• **About this task**: When a line in the material contains the word "Support", copy it.

--- START ---

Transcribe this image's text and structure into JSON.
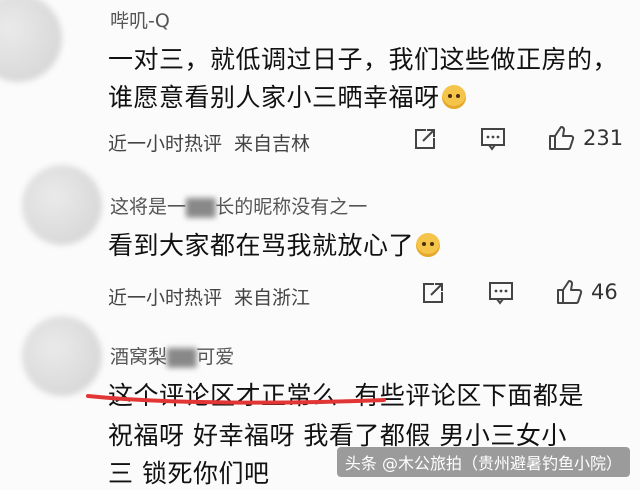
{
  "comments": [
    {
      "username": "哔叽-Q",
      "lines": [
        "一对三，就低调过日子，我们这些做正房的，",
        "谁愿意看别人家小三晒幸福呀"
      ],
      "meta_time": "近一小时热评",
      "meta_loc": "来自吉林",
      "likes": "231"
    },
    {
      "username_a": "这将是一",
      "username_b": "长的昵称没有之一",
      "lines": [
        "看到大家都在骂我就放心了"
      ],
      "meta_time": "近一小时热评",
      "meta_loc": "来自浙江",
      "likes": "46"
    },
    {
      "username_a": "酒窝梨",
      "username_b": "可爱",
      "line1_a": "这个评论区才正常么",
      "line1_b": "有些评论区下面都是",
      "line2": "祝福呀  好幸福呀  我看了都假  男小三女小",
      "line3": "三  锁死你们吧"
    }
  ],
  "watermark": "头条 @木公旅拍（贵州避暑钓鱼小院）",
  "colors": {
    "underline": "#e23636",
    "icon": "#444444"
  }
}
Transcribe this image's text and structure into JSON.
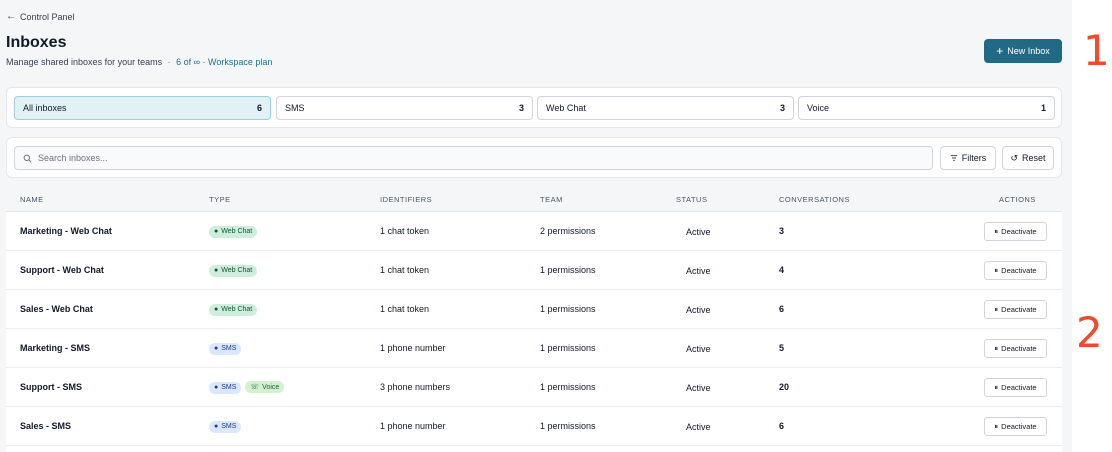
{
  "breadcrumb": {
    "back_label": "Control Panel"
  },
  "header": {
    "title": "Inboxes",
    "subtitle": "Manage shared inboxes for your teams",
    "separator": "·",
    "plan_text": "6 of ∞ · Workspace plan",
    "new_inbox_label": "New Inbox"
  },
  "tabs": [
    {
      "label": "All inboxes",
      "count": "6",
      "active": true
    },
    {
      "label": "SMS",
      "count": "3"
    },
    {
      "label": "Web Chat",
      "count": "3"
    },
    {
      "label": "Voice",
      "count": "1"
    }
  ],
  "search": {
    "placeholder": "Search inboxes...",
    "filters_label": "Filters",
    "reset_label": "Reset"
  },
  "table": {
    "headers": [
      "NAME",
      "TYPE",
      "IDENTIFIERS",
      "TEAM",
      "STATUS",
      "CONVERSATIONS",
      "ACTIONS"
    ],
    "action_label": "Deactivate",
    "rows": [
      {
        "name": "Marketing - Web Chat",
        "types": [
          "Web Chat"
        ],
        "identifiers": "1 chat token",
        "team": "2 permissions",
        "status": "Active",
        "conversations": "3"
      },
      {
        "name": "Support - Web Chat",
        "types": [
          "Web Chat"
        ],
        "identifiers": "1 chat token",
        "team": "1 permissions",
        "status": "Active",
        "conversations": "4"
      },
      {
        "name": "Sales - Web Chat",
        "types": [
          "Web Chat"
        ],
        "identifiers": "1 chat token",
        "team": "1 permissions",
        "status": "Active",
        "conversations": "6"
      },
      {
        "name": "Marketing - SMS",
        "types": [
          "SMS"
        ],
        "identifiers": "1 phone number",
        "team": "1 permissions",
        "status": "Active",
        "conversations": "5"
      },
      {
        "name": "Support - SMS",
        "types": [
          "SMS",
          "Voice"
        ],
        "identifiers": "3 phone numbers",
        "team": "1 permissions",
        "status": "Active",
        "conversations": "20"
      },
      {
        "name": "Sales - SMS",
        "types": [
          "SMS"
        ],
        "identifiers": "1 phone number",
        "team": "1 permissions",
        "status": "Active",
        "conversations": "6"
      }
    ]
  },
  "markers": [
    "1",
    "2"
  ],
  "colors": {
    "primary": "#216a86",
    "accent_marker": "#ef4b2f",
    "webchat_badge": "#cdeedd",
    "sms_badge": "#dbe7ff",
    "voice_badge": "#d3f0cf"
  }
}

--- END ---
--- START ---

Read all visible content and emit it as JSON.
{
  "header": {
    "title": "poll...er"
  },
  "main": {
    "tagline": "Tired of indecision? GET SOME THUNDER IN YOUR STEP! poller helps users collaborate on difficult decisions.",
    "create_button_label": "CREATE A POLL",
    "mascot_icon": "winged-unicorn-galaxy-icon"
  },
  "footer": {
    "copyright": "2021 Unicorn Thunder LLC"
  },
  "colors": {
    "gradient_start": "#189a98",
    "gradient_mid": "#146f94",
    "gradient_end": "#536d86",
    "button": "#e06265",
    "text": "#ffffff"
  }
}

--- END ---
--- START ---

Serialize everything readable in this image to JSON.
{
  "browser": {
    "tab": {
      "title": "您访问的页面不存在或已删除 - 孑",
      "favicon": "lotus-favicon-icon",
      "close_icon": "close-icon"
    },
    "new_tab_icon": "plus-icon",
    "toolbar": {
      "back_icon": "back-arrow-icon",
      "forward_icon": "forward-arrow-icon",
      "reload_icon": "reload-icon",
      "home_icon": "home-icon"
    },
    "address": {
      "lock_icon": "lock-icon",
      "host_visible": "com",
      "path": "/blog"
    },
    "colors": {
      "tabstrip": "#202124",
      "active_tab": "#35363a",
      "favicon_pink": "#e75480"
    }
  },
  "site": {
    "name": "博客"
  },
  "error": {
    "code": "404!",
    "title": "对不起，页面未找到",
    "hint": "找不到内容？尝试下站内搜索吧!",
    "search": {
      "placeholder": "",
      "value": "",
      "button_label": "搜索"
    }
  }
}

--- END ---

• **Worked solution**:
        "name": "Support - Web Chat",
        "name": "Support - SMS",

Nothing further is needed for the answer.